Conflict resolution: No alternative to talks with Maoists

It is an irony of fate that the armed conflict that was started a decade ago still remains unabated in spite of the fact that it has taken a toll of more than 12,000 lives with countless people tortured and displaced. During the last ten years, the armed conflict has turned tri-polar from bi-polar, as the seven-party alliance has emerged as the third party in conflict. This has further complicated the conflict. Unless the triangular conflict is reduced to a bi-polar one, it is very difficult to negotiate any settlement. Of late, there have been reports that the leaders of the seven-party alliance are having direct or indirect negotiations with the Maoists to bring them back into the mainstream. As a result of their persuasion, as they claimed, the insurgents announced the current ceasefire, because of which people have succeeded in celebrating Dashain and Tihar after a gap of several years by meeting their near and dear ones living in far-flung corners of the kingdom.

Interestingly, last week the US embassy expressed a sense of alarm through a press release on the reported emergence of an alliance between one or more of the major parties and the Maoists. The embassy is apprehensive about the reported cooperation between the Maoists and the seven-party alliance contrary to their previous stand that they would not enter into any formal relationship with the Maoists, unless they put down their weapons, and commited support to the democratic process. It clarifies that the US will not recognise the Maoists as a political force unless they come with good faith for peaceful solution. Similarly, a few days back, the British envoy, as reported from Nepalgunj, suggested that the Maoists, parties and the state should sit together to resolve the crisis.

As a matter of fact, the US, the UK, the EU and even India have accepted the Maoist insurgency as a political problem which is to be solved through negotiation as they hold that neither the army can annihilate the Maoists nor the insurgents can capture the capital.
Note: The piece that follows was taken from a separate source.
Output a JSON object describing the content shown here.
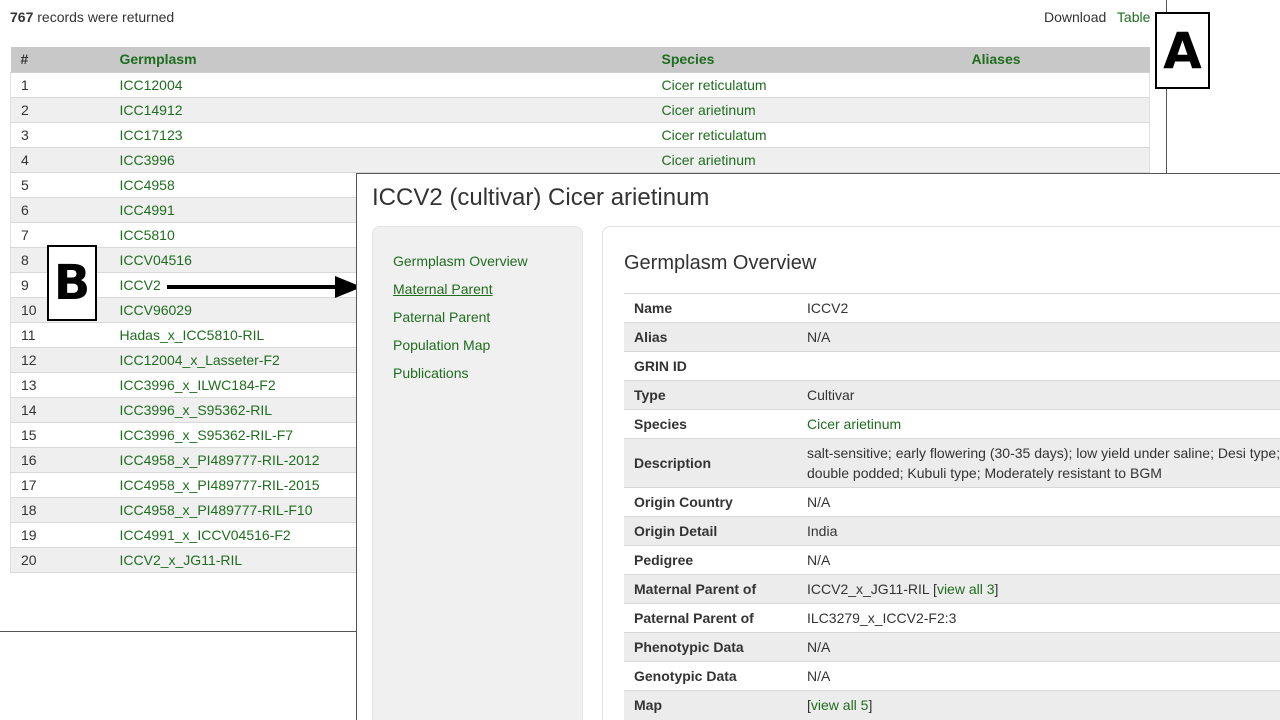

In such a situation, all these foreign powers are suggesting reconciliation between the King and the parties as a prelude to resolution. This has been confirmed again by the recent chat US ambassador James Moriarty had with journalists. It is really a suggestion that cannot be implemented at this juncture.

In this connection, a question comes up: On whose terms and at what cost the King and the political parties should reach an agreement? Should the parties forgo their demand for democracy when the King is in no mood to give up powers which he has acquired forcefully? Curiously, the temporary suspension of arms supply by these countries has proved ineffective. What is the course of action left for pressurising the King to mend fences with the political parties and the Maoists? Obviously, the only alternative left is to make the triangular conflict a bi-polar one by starting a dialogue with the Maoists to convince them to come to terms with the parties.
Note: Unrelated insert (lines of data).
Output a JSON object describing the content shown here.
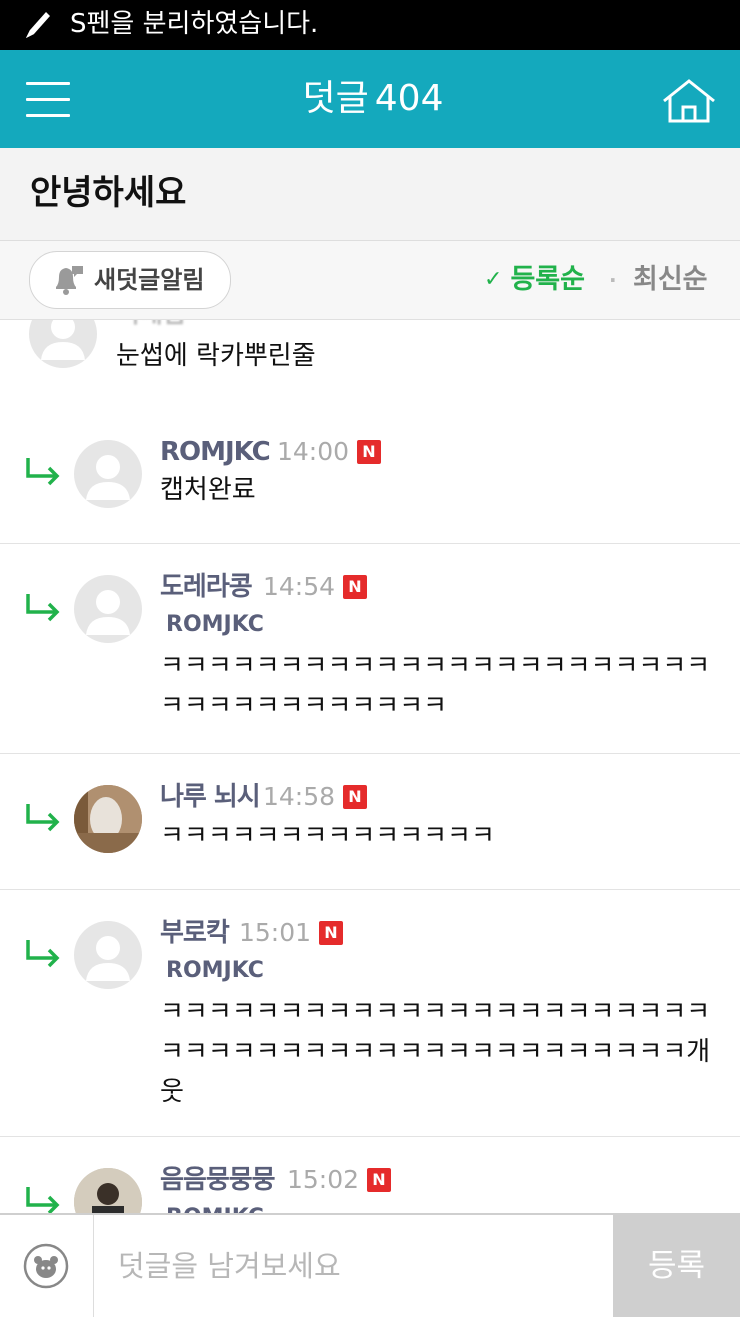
{
  "status_bar": {
    "message": "S펜을 분리하였습니다."
  },
  "app_bar": {
    "title": "덧글",
    "count": "404"
  },
  "post": {
    "title": "안녕하세요"
  },
  "toolbar": {
    "alarm_label": "새덧글알림",
    "sort_registered": "등록순",
    "sort_latest": "최신순",
    "separator": "·",
    "check": "✓"
  },
  "comments": [
    {
      "nick": "",
      "time": "",
      "mention": "",
      "text": "눈썹에 락카뿌린줄",
      "badge": ""
    },
    {
      "nick": "ROMJKC",
      "time": "14:00",
      "mention": "",
      "text": "캡처완료",
      "badge": "N"
    },
    {
      "nick": "도레라콩",
      "time": "14:54",
      "mention": "ROMJKC",
      "text": "ㅋㅋㅋㅋㅋㅋㅋㅋㅋㅋㅋㅋㅋㅋㅋㅋㅋㅋㅋㅋㅋㅋㅋㅋㅋㅋㅋㅋㅋㅋㅋㅋㅋㅋㅋ",
      "badge": "N"
    },
    {
      "nick": "나루 뇌시",
      "time": "14:58",
      "mention": "",
      "text": "ㅋㅋㅋㅋㅋㅋㅋㅋㅋㅋㅋㅋㅋㅋ",
      "badge": "N"
    },
    {
      "nick": "부로칵",
      "time": "15:01",
      "mention": "ROMJKC",
      "text": "ㅋㅋㅋㅋㅋㅋㅋㅋㅋㅋㅋㅋㅋㅋㅋㅋㅋㅋㅋㅋㅋㅋㅋㅋㅋㅋㅋㅋㅋㅋㅋㅋㅋㅋㅋㅋㅋㅋㅋㅋㅋㅋㅋㅋㅋ개웃",
      "badge": "N"
    },
    {
      "nick": "음음뭉뭉뭉",
      "time": "15:02",
      "mention": "ROMJKC",
      "text": "",
      "badge": "N"
    }
  ],
  "composer": {
    "placeholder": "덧글을 남겨보세요",
    "submit": "등록"
  },
  "colors": {
    "accent": "#14a9bd",
    "green": "#21b24b",
    "badge": "#e52b2b"
  },
  "icons": {
    "pen": "pen-icon",
    "menu": "menu-icon",
    "home": "home-icon",
    "bell": "bell-icon",
    "reply": "reply-arrow-icon",
    "emoji": "emoji-icon"
  }
}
The issue is complex, which can be judged by the conflicting stands of the parties on the regressive actions taken by the King. Some parties treat February 1 as a crucial point of departure as, on that day, the King formed the government under his own chairmanship to rule the country single-handedly.

Some parties hold October 4, 2002, as a point of regression as for the first time an elected government was dismissed on that day. Before this, it was really a bi-polar conflict as it was localised to the most undeveloped areas of the mid-Western region in the beginning. Taking it as a law and order problem, the government had mobilised the police force to suppress it. To find the police force ineffective to control the armed insurgency and the army not taking an active role, the government had to raise an exclusive armed police force to tackle the menace. The conflict took a triangular shape after the dismissal of the elected government. No doubt, there were two rounds of peace-dialogue between the government, formed by the King, and the Maoists. But peace remained elusive.
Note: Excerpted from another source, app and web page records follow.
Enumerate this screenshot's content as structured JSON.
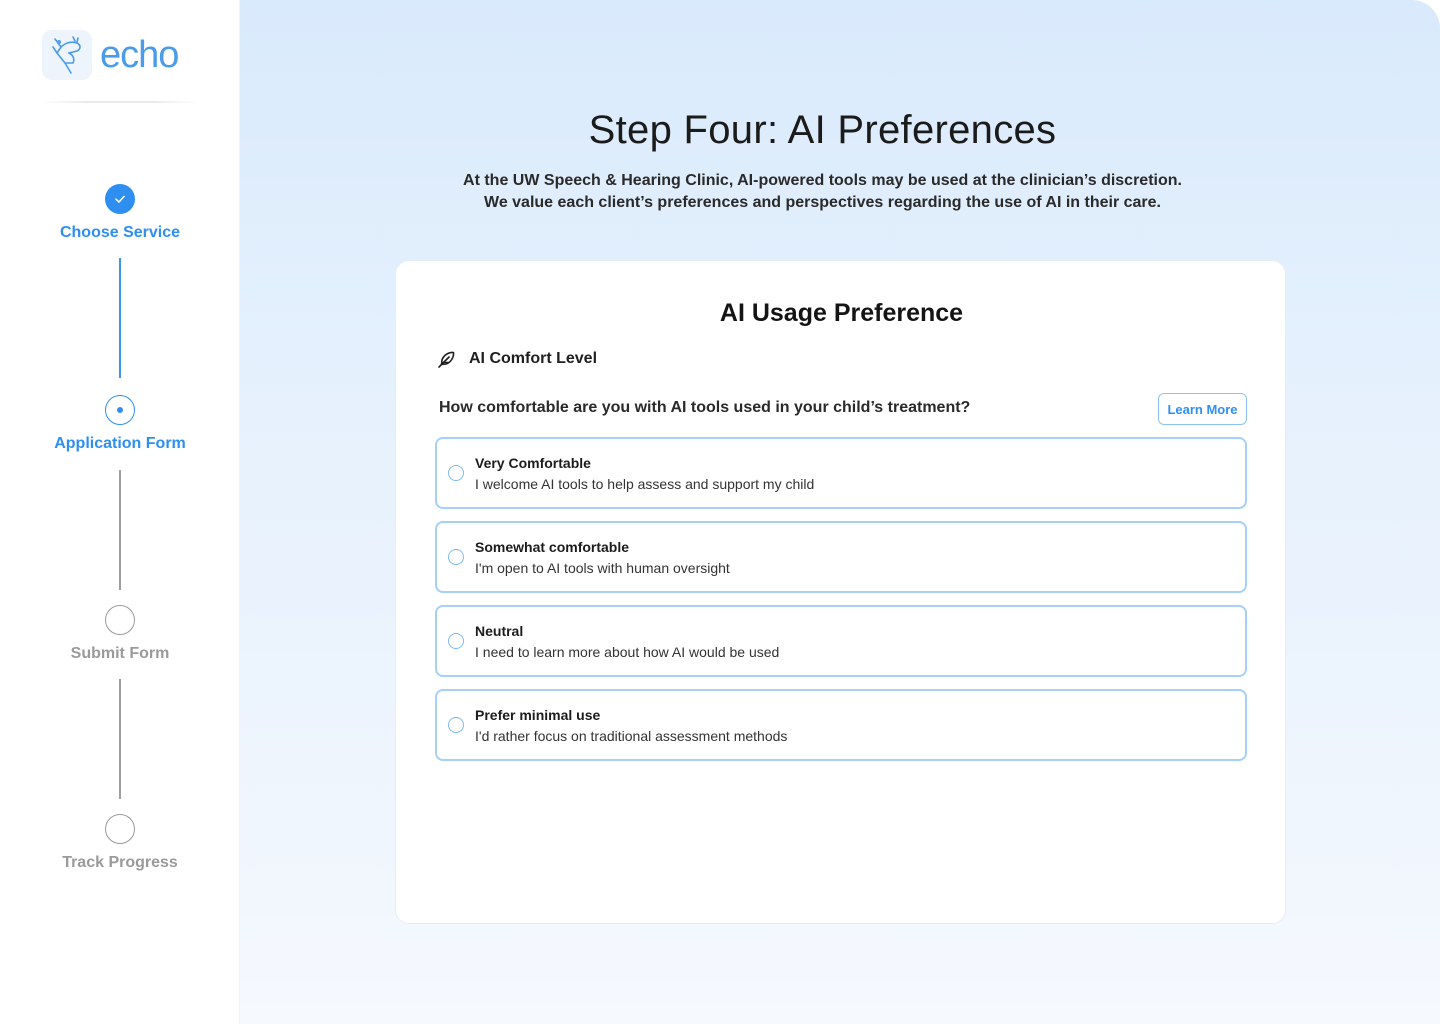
{
  "brand": {
    "name": "echo",
    "color": "#4a9be8"
  },
  "steps": [
    {
      "label": "Choose Service",
      "state": "done"
    },
    {
      "label": "Application Form",
      "state": "current"
    },
    {
      "label": "Submit Form",
      "state": "todo"
    },
    {
      "label": "Track Progress",
      "state": "todo"
    }
  ],
  "page": {
    "title": "Step Four: AI Preferences",
    "subtitle_line1": "At the UW Speech & Hearing Clinic, AI-powered tools may be used at the clinician’s discretion.",
    "subtitle_line2": "We value each client’s preferences and perspectives regarding the use of AI in their care."
  },
  "card": {
    "title": "AI Usage Preference",
    "section_label": "AI Comfort Level",
    "section_icon": "feather-icon",
    "question": "How comfortable are you with AI tools used in your child’s treatment?",
    "learn_more_label": "Learn More",
    "options": [
      {
        "title": "Very Comfortable",
        "desc": "I welcome AI tools to help assess and support my child"
      },
      {
        "title": "Somewhat comfortable",
        "desc": "I'm open to AI tools with human oversight"
      },
      {
        "title": "Neutral",
        "desc": "I need to learn more about how AI would be used"
      },
      {
        "title": "Prefer minimal use",
        "desc": "I'd rather focus on traditional assessment methods"
      }
    ]
  },
  "colors": {
    "accent": "#2f8ff0",
    "inactive": "#9a9a9a",
    "option_border": "#a6d0f6"
  }
}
There are parties who recognise the date of dissolution of the Lower House as the point of regression. To some, the process of regression had already started during the regime of the late King who not only refused to approve the bill passed by the parliament, but also started nominating members to the Upper House without recommendation of the cabinet. Even in the interim period, he had appointed ambassadors without consulting the cabinet.

Hence, it is very difficult to solve the constitutional crisis between the King and the parties on the one hand, and the armed crisis between the Maoists and the parties on the other. Therefore, there is no alternative but to have dialogue with the Maoists for bringing them back into the political mainstream. It will make the conflict bi-polar from tri-polar, serving as the first step towards conflict-resolution.

Mishra is a former election commissioner